Check out a spy movie from the 1960s or ’70s, and chances are the hero’s bachelor pad is furnished with an impressive stereo system featuring an analog tape deck. No other piece of hi-fi gear has as much sultry sex appeal as a slow-rolling reel-to-reel. The Sonorus Audio ATR10 Analog Tape Reproducer, with its two giant spools of quarter-inch magnetic tape and softly illuminated VU meters wagging to the music, is once again the preferred machine for delivering uncompromised music reproduction. While the digital revolution made the tape deck—and the LP turntable—nearly extinct, true believers have always known that no storage media rivals reel-to-reel for fidelity, dynamic range and pure realism. In fact, audiophiles are witnessing a sort of tape revival. And even though companies renowned for making the best machines are no longer doing so—or are simply out of business—a few specialty manufacturers are rebuilding classic decks, the most ambitious of which include entirely reengineered electronics.

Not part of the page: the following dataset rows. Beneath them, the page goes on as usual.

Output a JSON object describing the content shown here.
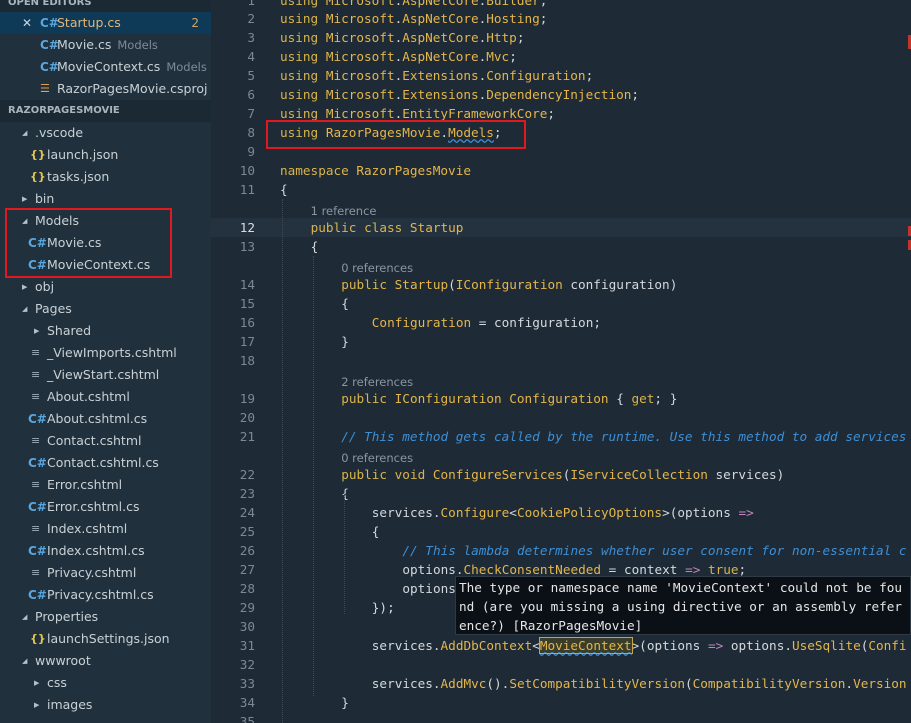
{
  "sidebar": {
    "open_editors_header": "OPEN EDITORS",
    "open_editors": [
      {
        "name": "Startup.cs",
        "sub": "",
        "badge": "2"
      },
      {
        "name": "Movie.cs",
        "sub": "Models",
        "badge": ""
      },
      {
        "name": "MovieContext.cs",
        "sub": "Models",
        "badge": ""
      },
      {
        "name": "RazorPagesMovie.csproj",
        "sub": "",
        "badge": ""
      }
    ],
    "project_header": "RAZORPAGESMOVIE",
    "tree": [
      {
        "label": ".vscode",
        "icon": "chevron-down"
      },
      {
        "label": "launch.json",
        "icon": "json"
      },
      {
        "label": "tasks.json",
        "icon": "json"
      },
      {
        "label": "bin",
        "icon": "chevron-right"
      },
      {
        "label": "Models",
        "icon": "chevron-down"
      },
      {
        "label": "Movie.cs",
        "icon": "csharp"
      },
      {
        "label": "MovieContext.cs",
        "icon": "csharp"
      },
      {
        "label": "obj",
        "icon": "chevron-right"
      },
      {
        "label": "Pages",
        "icon": "chevron-down"
      },
      {
        "label": "Shared",
        "icon": "chevron-right"
      },
      {
        "label": "_ViewImports.cshtml",
        "icon": "list"
      },
      {
        "label": "_ViewStart.cshtml",
        "icon": "list"
      },
      {
        "label": "About.cshtml",
        "icon": "list"
      },
      {
        "label": "About.cshtml.cs",
        "icon": "csharp"
      },
      {
        "label": "Contact.cshtml",
        "icon": "list"
      },
      {
        "label": "Contact.cshtml.cs",
        "icon": "csharp"
      },
      {
        "label": "Error.cshtml",
        "icon": "list"
      },
      {
        "label": "Error.cshtml.cs",
        "icon": "csharp"
      },
      {
        "label": "Index.cshtml",
        "icon": "list"
      },
      {
        "label": "Index.cshtml.cs",
        "icon": "csharp"
      },
      {
        "label": "Privacy.cshtml",
        "icon": "list"
      },
      {
        "label": "Privacy.cshtml.cs",
        "icon": "csharp"
      },
      {
        "label": "Properties",
        "icon": "chevron-down"
      },
      {
        "label": "launchSettings.json",
        "icon": "json"
      },
      {
        "label": "wwwroot",
        "icon": "chevron-down"
      },
      {
        "label": "css",
        "icon": "chevron-right"
      },
      {
        "label": "images",
        "icon": "chevron-right"
      }
    ]
  },
  "editor": {
    "lens": {
      "class_refs": "1 reference",
      "ctor_refs": "0 references",
      "prop_refs": "2 references",
      "configure_refs": "0 references"
    },
    "lines": {
      "l1": "using Microsoft.AspNetCore.Builder;",
      "l2": "using Microsoft.AspNetCore.Hosting;",
      "l3": "using Microsoft.AspNetCore.Http;",
      "l4": "using Microsoft.AspNetCore.Mvc;",
      "l5": "using Microsoft.Extensions.Configuration;",
      "l6": "using Microsoft.Extensions.DependencyInjection;",
      "l7": "using Microsoft.EntityFrameworkCore;",
      "l8": "using RazorPagesMovie.Models;",
      "l10": "namespace RazorPagesMovie",
      "l11": "{",
      "l12": "public class Startup",
      "l13": "{",
      "l14": "public Startup(IConfiguration configuration)",
      "l15": "{",
      "l16": "Configuration = configuration;",
      "l17": "}",
      "l19": "public IConfiguration Configuration { get; }",
      "l21": "// This method gets called by the runtime. Use this method to add services",
      "l22": "public void ConfigureServices(IServiceCollection services)",
      "l23": "{",
      "l24": "services.Configure<CookiePolicyOptions>(options =>",
      "l25": "{",
      "l26": "// This lambda determines whether user consent for non-essential c",
      "l27": "options.CheckConsentNeeded = context => true;",
      "l28": "options",
      "l29": "});",
      "l31": "services.AddDbContext<MovieContext>(options => options.UseSqlite(Confi",
      "l33": "services.AddMvc().SetCompatibilityVersion(CompatibilityVersion.Version",
      "l34": "}"
    },
    "line_numbers": [
      "1",
      "2",
      "3",
      "4",
      "5",
      "6",
      "7",
      "8",
      "9",
      "10",
      "11",
      "12",
      "13",
      "14",
      "15",
      "16",
      "17",
      "18",
      "19",
      "20",
      "21",
      "22",
      "23",
      "24",
      "25",
      "26",
      "27",
      "28",
      "29",
      "30",
      "31",
      "32",
      "33",
      "34",
      "35"
    ],
    "tooltip": "The type or namespace name 'MovieContext' could not be fou\nnd (are you missing a using directive or an assembly refer\nence?) [RazorPagesMovie]"
  },
  "colors": {
    "sidebar_bg": "#20303d",
    "editor_bg": "#1e2a35",
    "keyword": "#d8b44a",
    "comment": "#3d8fd6",
    "annotation_red": "#e0191f"
  }
}
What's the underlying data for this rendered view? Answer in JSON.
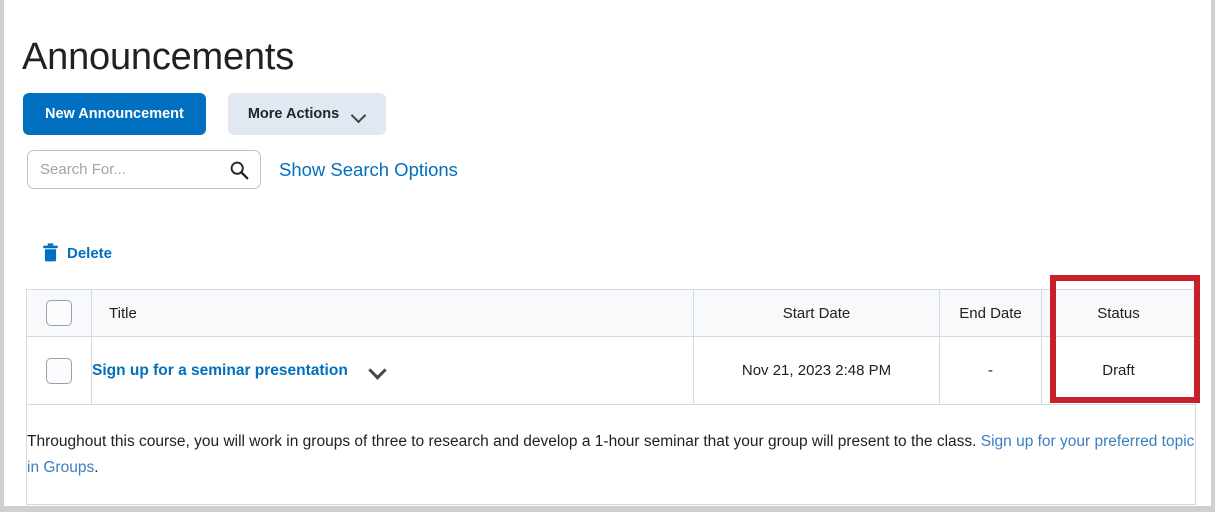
{
  "page": {
    "title": "Announcements"
  },
  "toolbar": {
    "new_announcement_label": "New Announcement",
    "more_actions_label": "More Actions",
    "more_actions_icon": "chevron-down-icon"
  },
  "search": {
    "value": "",
    "placeholder": "Search For...",
    "icon": "search-icon",
    "show_search_options_label": "Show Search Options"
  },
  "actions": {
    "delete_label": "Delete",
    "delete_icon": "trash-icon"
  },
  "table": {
    "columns": [
      {
        "key": "select",
        "label": ""
      },
      {
        "key": "title",
        "label": "Title"
      },
      {
        "key": "start_date",
        "label": "Start Date"
      },
      {
        "key": "end_date",
        "label": "End Date"
      },
      {
        "key": "status",
        "label": "Status"
      }
    ],
    "rows": [
      {
        "title": "Sign up for a seminar presentation",
        "title_menu_icon": "chevron-down-icon",
        "start_date": "Nov 21, 2023 2:48 PM",
        "end_date": "-",
        "status": "Draft",
        "description_part1": "Throughout this course, you will work in groups of three to research and develop a 1-hour seminar that your group will present to the class. ",
        "description_link": "Sign up for your preferred topic in Groups",
        "description_part2": "."
      }
    ]
  },
  "annotation": {
    "highlight_target": "status-column",
    "color": "#C62128"
  },
  "colors": {
    "primary_blue": "#006FBF",
    "secondary_button_bg": "#E2E8F1",
    "link_blue": "#3A7FC1",
    "header_row_bg": "#F8F9FB",
    "border_grey": "#D3DAE2",
    "annotation_red": "#C62128"
  }
}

Sonorus Audio’s version is based on the Revox PR99 chassis, with a mechanical transport using original Studer/Revox components, among the finest machines made for professional recording studios and serious consumer systems. Electronics for the tape drive, power supplies and audio-playback amplifiers are all new. The system also features vacuum tubes, which enhance the already unprecedented dynamic range for which tape is capable.
Starting at $17,500, the ATR10 is a playback-only device that accommodates two-track tape, which runs at speeds of 15 and 7.5 inches per second. The best sound comes from the fastest playback, and companies like the Tape Project offer a catalog of exceptional (though expensive, at about $450 per album) direct copies from master tapes by an assortment of classical, jazz and roots artists.